::: Available records :::

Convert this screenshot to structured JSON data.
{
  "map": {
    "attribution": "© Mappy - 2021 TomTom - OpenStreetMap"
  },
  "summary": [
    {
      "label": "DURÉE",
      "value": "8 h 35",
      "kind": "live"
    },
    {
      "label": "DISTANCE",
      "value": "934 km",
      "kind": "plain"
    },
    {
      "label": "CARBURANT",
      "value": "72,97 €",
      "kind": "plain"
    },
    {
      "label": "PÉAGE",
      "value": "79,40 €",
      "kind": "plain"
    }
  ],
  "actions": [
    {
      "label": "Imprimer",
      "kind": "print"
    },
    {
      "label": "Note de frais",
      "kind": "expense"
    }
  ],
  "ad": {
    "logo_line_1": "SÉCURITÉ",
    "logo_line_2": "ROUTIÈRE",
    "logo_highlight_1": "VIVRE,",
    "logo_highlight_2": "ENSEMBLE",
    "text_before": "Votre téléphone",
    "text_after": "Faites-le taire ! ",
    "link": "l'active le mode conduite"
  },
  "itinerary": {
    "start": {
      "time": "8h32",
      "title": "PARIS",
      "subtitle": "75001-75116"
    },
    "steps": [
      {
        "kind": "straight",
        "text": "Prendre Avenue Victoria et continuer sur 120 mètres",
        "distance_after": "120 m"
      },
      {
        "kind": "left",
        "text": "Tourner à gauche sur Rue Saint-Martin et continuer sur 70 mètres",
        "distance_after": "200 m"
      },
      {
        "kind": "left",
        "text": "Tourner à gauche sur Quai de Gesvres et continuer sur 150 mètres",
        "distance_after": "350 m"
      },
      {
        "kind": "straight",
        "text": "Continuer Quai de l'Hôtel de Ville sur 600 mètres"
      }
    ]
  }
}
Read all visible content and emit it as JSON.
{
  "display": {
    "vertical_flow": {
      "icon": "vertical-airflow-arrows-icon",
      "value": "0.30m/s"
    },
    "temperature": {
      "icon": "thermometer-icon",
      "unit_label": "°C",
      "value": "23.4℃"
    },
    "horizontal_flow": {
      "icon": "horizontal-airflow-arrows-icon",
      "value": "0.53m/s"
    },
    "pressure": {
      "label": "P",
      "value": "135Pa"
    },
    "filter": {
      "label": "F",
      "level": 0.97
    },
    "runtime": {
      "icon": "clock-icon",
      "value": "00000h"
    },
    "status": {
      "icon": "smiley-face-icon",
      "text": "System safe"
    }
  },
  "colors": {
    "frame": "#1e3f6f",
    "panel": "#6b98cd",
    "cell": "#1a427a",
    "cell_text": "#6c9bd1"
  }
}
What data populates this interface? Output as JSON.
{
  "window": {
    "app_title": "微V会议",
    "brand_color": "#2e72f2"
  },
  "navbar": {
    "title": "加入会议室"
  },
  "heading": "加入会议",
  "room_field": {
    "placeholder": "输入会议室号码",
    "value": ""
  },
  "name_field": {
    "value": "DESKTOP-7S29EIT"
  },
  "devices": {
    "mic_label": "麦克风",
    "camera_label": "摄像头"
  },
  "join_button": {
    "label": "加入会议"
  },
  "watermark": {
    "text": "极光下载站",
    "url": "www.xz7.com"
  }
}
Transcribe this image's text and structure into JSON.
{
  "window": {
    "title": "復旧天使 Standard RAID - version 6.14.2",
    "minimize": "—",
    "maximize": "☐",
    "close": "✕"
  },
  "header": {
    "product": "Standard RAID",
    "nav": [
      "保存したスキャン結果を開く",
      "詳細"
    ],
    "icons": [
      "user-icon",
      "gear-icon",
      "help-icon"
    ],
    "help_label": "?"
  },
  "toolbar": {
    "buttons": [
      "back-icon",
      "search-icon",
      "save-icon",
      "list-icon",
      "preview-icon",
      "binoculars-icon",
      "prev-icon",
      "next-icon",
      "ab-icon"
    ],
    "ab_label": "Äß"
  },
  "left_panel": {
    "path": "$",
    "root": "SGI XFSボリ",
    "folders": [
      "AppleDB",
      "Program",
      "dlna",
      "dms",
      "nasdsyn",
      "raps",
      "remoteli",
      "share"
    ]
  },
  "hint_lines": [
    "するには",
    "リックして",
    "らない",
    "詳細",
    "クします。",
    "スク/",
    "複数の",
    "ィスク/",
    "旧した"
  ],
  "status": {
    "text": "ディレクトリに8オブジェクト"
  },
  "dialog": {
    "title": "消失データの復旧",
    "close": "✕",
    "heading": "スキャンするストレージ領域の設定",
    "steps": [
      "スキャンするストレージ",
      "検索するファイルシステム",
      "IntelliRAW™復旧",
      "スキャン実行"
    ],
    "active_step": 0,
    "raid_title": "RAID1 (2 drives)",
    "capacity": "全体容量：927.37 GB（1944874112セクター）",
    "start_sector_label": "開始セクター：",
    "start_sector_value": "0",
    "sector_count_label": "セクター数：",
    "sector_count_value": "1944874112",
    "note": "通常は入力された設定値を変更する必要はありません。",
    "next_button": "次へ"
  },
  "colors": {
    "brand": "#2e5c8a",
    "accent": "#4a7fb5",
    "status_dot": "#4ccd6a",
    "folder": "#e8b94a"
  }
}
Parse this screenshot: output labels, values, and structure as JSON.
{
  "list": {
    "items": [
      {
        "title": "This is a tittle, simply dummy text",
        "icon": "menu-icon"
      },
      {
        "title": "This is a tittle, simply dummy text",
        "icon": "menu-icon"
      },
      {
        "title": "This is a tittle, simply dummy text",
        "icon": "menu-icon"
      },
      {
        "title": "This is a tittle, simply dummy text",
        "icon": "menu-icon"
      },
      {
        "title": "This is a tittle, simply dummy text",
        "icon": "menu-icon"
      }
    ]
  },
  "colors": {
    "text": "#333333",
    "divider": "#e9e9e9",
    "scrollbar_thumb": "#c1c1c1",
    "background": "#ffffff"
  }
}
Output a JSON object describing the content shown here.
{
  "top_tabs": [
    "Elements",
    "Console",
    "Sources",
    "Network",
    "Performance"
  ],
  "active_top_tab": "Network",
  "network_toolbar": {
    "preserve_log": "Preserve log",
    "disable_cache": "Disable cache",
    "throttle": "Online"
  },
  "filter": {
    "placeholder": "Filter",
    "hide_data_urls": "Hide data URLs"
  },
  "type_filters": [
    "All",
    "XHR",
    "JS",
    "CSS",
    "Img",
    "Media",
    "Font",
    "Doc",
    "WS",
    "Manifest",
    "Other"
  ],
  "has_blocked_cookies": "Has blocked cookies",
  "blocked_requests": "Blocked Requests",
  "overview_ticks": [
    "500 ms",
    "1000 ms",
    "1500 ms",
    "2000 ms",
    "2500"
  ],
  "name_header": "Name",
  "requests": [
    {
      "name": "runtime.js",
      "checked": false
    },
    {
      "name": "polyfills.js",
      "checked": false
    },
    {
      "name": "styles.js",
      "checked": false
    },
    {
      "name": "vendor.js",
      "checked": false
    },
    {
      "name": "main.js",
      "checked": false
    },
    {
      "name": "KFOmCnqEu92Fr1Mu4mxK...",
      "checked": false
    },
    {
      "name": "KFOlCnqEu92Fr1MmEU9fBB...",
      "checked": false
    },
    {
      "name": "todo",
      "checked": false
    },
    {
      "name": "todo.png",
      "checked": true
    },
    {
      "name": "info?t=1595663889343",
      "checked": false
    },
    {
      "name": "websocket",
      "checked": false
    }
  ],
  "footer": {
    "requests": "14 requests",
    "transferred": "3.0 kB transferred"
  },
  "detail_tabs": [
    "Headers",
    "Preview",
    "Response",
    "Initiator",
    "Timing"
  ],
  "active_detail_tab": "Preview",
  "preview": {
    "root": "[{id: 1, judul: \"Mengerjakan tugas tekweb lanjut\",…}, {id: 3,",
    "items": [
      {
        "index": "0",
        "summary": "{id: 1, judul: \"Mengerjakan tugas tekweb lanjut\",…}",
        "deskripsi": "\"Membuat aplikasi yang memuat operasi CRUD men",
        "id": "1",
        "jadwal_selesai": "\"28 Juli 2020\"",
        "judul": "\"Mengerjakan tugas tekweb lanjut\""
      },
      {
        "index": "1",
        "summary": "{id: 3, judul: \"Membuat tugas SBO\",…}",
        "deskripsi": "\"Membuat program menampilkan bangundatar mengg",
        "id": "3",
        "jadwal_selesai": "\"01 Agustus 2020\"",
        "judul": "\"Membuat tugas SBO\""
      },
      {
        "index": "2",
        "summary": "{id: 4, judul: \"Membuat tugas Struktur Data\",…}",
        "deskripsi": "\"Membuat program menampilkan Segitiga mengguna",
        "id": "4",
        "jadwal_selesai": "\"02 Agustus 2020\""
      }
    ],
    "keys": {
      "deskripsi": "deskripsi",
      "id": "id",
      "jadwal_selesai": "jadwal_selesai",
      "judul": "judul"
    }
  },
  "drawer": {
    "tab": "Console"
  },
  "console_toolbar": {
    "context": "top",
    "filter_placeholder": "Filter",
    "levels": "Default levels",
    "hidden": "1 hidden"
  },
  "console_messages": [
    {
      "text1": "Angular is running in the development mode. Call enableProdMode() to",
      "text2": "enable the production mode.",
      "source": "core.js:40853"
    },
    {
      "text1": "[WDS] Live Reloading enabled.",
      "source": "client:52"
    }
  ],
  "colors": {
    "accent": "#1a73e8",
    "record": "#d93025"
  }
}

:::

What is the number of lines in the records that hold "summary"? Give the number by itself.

4